But what is an interrupt? Most microprocessors have interrupts. Interrupts let you respond to external events while doing something else. Suppose you are sitting at home waiting for the new ESP32 board, you have ordered a few days ago, to arrive at your mailbox. You are very excited so you check your mailbox every ten minutes to see if the board has arrived. This procedure is called polling, and we were using this technique a lot in our projects. But what if we had told the mailman to ring the doorbell at his arrival? This way, we are free to do anything we want and at the time the board arrives at the mailbox we get notified and we can use it at once. This example explains exactly how an interrupt causes a processor to act.

Arduino Interrupts Tutorial [Link]

RELATED POSTS

Pixel 2.0, Arduino Zero-Like Board With Smart Display

The Pixel is an Arduino-compatible smart display, combining a 32-bit Cortex M0+ MCU with 32K of RAM, a 1.5″ 128×128 color OLED screen, and a microSD slot all in one package.

This is Rabid Prototypes’ second iteration of Pixel, which originally raised nearly $10,000 on Kickstarter back in 2015. The board offers a number of potential use cases, ranging from wearable devices, to sensor data monitors, to retro video game consoles.

The Pixel is compatible with Arduino’s SPI and SD libraries, as well as Adafruit’s graphics library, which provides functions for blitting images, drawing primitives like lines and circles, and even includes bitmapped font support.

Additionally, if you ever need to modify the fuses or bootloader, the Pixel features a standard SWD header that can be used with Microchip’s Atmel-ICE development tool.

Here are the technical specifications of Pixel:

  • Microcontroller: Atmel ATSAMD21G18 ARM Cortex M0+
  • Clock speed: 48 MHz
  • Operating voltage: 3.3V
  • I/O pin limits: 3.3V, 7 mA
  • Digital I/O pins: 14, with 12 PWM
  • Analog input pins: 6, 12-bit ADC channels
  • Analog output pins: 1, 10-bit DAC
  • Flash memory: 256 KB
  • SRAM: 32 KB
  • Voltage regulator: 3.7V – 5.5V input / 3.3V, 300mA output
  • PCB Dimensions: 1.8 x 1.8″ (46mm x 46mm)
  • Display : 128×128 16-bit color 1.5″ (38mm) OLED w/ SSD1351 driver

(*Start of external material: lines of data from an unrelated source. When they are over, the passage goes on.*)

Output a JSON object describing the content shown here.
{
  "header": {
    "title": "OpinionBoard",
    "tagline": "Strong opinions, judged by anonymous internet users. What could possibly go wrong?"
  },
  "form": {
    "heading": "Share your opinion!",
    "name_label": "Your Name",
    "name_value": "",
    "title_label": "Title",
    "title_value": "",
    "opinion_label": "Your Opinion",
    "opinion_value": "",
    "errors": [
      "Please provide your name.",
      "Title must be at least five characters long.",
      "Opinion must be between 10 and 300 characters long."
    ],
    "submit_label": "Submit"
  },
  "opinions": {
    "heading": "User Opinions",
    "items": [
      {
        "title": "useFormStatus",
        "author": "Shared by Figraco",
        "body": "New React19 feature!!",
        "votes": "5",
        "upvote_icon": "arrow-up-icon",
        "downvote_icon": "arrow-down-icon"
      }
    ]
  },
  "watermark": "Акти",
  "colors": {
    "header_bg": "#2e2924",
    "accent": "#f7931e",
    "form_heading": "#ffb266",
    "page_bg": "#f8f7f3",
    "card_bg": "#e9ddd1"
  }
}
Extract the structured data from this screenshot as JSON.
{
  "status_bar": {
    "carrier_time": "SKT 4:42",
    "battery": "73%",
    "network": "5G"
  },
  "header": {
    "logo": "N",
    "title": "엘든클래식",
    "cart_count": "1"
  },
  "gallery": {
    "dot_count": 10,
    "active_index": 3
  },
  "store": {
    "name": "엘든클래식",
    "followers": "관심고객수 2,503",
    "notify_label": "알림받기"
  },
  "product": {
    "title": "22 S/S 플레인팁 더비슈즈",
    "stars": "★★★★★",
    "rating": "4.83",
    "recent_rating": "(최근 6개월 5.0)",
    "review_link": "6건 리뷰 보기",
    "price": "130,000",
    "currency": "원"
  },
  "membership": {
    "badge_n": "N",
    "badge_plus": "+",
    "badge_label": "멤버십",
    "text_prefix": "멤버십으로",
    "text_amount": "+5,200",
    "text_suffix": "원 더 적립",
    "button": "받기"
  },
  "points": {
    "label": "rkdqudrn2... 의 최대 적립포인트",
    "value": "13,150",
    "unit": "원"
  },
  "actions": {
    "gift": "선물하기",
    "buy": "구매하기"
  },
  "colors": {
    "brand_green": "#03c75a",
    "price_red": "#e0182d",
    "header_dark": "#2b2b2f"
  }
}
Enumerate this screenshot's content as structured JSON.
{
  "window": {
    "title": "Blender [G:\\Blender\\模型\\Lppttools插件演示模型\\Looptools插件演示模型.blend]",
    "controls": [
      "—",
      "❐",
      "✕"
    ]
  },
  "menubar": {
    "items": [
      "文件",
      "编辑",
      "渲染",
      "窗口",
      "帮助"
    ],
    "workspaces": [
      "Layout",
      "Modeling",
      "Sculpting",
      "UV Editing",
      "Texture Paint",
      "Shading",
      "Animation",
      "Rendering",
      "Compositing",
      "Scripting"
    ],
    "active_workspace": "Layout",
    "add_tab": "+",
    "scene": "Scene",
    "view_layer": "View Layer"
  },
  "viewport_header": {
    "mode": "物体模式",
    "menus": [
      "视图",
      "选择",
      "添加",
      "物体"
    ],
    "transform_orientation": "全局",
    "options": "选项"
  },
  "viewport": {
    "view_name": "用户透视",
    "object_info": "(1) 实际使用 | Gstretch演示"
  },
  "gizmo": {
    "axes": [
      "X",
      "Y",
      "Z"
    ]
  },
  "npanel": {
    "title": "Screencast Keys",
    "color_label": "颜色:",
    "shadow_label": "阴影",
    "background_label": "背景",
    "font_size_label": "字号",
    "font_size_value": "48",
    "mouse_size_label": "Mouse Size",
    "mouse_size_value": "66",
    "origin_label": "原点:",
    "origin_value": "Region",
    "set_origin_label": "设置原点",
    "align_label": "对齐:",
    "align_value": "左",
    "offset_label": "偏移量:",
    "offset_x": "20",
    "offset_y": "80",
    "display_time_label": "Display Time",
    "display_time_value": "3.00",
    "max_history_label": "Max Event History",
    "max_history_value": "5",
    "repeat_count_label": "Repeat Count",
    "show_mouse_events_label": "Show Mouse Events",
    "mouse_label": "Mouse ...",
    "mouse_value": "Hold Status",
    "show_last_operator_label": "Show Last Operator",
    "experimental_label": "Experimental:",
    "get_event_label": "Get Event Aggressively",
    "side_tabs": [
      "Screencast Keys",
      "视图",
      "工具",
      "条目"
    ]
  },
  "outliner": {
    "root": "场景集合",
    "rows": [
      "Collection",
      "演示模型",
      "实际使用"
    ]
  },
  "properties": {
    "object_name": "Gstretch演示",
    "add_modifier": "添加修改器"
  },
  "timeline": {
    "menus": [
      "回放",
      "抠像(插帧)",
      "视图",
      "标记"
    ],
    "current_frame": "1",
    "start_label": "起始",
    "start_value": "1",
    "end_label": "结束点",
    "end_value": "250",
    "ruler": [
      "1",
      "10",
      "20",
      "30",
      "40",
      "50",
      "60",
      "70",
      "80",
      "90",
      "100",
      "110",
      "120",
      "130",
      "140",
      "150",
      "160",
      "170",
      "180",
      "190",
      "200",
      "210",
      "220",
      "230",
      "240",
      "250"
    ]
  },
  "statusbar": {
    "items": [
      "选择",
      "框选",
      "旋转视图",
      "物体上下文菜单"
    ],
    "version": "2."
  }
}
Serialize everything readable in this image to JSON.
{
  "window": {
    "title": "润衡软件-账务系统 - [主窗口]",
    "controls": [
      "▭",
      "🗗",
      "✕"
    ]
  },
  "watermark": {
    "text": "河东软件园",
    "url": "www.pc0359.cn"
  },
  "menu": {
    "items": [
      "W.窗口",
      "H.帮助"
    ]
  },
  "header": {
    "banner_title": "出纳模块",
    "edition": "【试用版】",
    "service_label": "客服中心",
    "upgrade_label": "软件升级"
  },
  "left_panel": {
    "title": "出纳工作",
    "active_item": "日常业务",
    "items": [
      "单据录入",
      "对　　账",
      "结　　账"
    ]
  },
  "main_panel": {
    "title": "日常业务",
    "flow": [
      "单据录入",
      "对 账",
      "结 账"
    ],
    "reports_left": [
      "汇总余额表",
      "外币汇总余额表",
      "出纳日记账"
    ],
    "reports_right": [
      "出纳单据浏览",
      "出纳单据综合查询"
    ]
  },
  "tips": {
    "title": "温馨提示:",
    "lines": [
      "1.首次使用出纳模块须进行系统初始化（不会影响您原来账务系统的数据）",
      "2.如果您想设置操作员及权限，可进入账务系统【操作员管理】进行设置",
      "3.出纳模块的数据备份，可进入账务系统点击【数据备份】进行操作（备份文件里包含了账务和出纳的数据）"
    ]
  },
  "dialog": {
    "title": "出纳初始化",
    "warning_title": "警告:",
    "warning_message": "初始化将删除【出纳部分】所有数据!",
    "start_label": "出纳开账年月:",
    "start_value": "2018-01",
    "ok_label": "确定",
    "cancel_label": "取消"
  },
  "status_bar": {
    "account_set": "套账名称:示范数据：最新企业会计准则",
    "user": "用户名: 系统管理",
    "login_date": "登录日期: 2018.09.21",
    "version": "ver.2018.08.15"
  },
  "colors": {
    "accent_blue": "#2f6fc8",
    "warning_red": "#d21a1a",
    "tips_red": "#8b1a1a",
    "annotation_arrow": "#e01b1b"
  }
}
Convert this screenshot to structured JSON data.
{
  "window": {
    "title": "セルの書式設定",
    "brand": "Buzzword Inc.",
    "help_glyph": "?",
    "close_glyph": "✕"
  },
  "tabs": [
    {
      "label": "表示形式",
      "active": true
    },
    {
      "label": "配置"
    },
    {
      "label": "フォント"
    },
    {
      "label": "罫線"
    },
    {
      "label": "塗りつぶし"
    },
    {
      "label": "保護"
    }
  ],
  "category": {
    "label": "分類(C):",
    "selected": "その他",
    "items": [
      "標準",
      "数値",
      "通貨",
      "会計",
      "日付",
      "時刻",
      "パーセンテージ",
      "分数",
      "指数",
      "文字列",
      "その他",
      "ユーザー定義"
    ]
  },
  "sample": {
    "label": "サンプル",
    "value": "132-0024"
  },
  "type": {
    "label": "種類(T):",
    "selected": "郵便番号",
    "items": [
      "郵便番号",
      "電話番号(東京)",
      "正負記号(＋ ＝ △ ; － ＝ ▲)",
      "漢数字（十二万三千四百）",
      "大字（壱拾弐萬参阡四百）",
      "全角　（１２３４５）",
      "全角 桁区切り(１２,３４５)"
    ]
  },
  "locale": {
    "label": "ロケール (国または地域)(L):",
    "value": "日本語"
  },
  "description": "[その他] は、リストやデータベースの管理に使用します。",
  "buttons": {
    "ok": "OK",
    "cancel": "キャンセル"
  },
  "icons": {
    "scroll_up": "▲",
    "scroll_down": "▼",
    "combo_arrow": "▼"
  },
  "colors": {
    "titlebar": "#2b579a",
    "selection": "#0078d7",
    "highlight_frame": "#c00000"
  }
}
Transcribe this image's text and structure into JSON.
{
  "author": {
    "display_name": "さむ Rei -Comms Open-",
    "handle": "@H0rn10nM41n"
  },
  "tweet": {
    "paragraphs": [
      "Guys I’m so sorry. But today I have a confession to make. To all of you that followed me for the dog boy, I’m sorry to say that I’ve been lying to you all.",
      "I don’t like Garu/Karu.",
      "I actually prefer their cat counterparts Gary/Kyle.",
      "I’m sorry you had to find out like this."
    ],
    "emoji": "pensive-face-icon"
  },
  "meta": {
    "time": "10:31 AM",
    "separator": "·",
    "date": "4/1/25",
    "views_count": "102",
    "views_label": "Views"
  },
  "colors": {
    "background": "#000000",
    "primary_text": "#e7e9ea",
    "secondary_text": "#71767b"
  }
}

Pixel is now live on Kickstarter! you can get your own Pixel 2.0 for $75 or two for only $135. The campaign still has 12 days to go, check its video to know further details about Pixel 2.0:

Source: Hackster Blog

 

Simple 3 phase Arduino energy meter

Simple 3 Phase Arduino energy meter from The DIY Life:

Again, with this meter I was going for simplicity. Sure, for perfectly accurate measurements you need to measure both the supply current and voltage but for this application and in the interests of keeping the energy meter simple and safe – only requiring a non-contact connection to your mains – I’ve decide to stick with a simple current measurement which gives you an estimate to within a couple of decimal points of a kilowatt hour.
This meter measures the supply current through each phase using a CT (current transformer) and then does a few calculations to give you the current, power, maximum power and kilowatt hours consumed for each phase.

Simple 3 phase Arduino energy meter – [Link]